When you give feedback to others, how do they normally respond to you?
Feedback is important when you want to perform at your best. I have watched many competitions, and the salient difference between a better performance and a good performance may boil down to the quality of feedback the performer receives and acts on, from their coach and mentors.
Feedback is nothing more than a technical term for the process of communication. Before you can receive feedback, you will need to engage some form of ‘feed forward’. Feed forward leads to feed back. In between the transmission (to use a radio term), there is a possibility of interference.
You can feed forward questions, and get feed back (responses) from your recipient. Whether you like it, or like it more, feedback can be useful if the intention is good. Most people have good intentions, however the delivery of the feedback may be ineffective or lacks the impact. Here are some ways to give feedback that leaves an indelible impression.
CATCH THEM DOING RIGHT
Tell them when somebody is doing something well, or correctly. It is so easy to criticize, and people are so programmed to tell people off. Tell them ON. This will switch them on to other useful feedback that may follow. When was the last time you felt compelled to tell a service-staff how much you appreciated their help? Tell them face-to-face; perhaps, even write a complimentary e-mail to their organization.
CATCH THEM IN THE ACT
Practice makes perfect. Right? Not exactly! Perfect practice make perfect. Wrong practice makes permanent. Do you always want to go about the pathway of ‘learn, unlearn, and relearn’? It takes about 30 days to replace a habit, with another. If your staff has a questionable behavior, or is not performing to the best of their abilities have a chat with them. Engage them in a productive conversation. A productive conversation is one where, when both parties leave, they have a heightened sense of respect and assurance for each other. As my teacher, Jan Kelly would say: ‘For bigger. For longer.’ That is, make a person feel bigger than they are, and enhance that experience.
CORRECT THEM WHEN THEY DO IT INCORRECTLY
How you correct a person when they are wrong is, use a format of Situation, Behavior and Consequence. Essentially, inform the person of the specific, useless behavior that they demonstrated during a particular event (a recent one, of course), and the consequence of this behavior on you, or others. Consequences have a logical way of nudging a person out of their stupor (unconscious awareness). If the damage has been done, ask them what they will do differently the next time.
ENCOURAGEMENT IS A POWERFUL TOOL OF MOTIVATING
Be encouraging. Use words of encouragement. Encourage means ‘to give courage’. It is complimentary to ‘empower’, although this is a much more complex process to implement. How do you give courage to others? What can you say or do, that engages a person’s sense of courage? When you feel courageous, what else are you capable of doing?

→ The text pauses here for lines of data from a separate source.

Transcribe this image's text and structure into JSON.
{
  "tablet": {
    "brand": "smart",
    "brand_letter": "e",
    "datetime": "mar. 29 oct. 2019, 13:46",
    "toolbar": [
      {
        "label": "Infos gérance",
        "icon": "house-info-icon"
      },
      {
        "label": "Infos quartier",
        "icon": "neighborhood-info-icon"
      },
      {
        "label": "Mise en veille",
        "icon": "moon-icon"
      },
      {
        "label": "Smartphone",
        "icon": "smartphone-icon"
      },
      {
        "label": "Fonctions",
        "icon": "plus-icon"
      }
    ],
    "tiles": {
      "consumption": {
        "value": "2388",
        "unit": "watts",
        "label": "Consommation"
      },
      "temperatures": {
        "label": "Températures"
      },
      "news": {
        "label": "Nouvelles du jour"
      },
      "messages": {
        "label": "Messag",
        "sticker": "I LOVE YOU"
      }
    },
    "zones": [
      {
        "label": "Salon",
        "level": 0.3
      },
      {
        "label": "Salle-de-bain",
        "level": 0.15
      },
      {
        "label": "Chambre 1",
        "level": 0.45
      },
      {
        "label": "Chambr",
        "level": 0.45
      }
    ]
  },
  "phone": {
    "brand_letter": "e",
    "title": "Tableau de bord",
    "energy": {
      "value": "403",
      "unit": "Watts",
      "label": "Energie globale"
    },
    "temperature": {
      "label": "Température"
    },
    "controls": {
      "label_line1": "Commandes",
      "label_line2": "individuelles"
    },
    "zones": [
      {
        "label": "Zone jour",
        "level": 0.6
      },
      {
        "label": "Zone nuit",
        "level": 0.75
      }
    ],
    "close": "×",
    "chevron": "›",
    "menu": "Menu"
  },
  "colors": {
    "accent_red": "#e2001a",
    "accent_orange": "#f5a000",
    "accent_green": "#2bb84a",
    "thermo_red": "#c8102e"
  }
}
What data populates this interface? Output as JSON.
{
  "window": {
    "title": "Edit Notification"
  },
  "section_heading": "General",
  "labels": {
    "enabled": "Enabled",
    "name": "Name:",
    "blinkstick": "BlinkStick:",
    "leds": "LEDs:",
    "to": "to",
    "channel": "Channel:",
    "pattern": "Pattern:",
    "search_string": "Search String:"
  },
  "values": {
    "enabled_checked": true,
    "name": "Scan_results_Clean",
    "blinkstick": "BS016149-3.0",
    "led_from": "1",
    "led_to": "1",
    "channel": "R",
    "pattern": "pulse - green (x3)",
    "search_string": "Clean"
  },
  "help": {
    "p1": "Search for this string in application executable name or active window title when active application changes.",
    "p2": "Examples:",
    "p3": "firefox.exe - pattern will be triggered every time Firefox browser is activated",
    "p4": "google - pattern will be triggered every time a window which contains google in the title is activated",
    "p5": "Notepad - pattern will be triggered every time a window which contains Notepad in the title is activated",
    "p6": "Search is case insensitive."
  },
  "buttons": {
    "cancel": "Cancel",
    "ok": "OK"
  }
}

COMPLIMENT WHEN YOU CAN, DIRECTLY OR INDIRECTLY
The late-Insoo Kim Berg (Brief Therapy co-founder) encouraged us to give daily compliments. It can make this world a better place to live in.
Leadership Lessons: Catch them doing right, and correct them when you have to. Lead with your astute observation and acute sense of performance.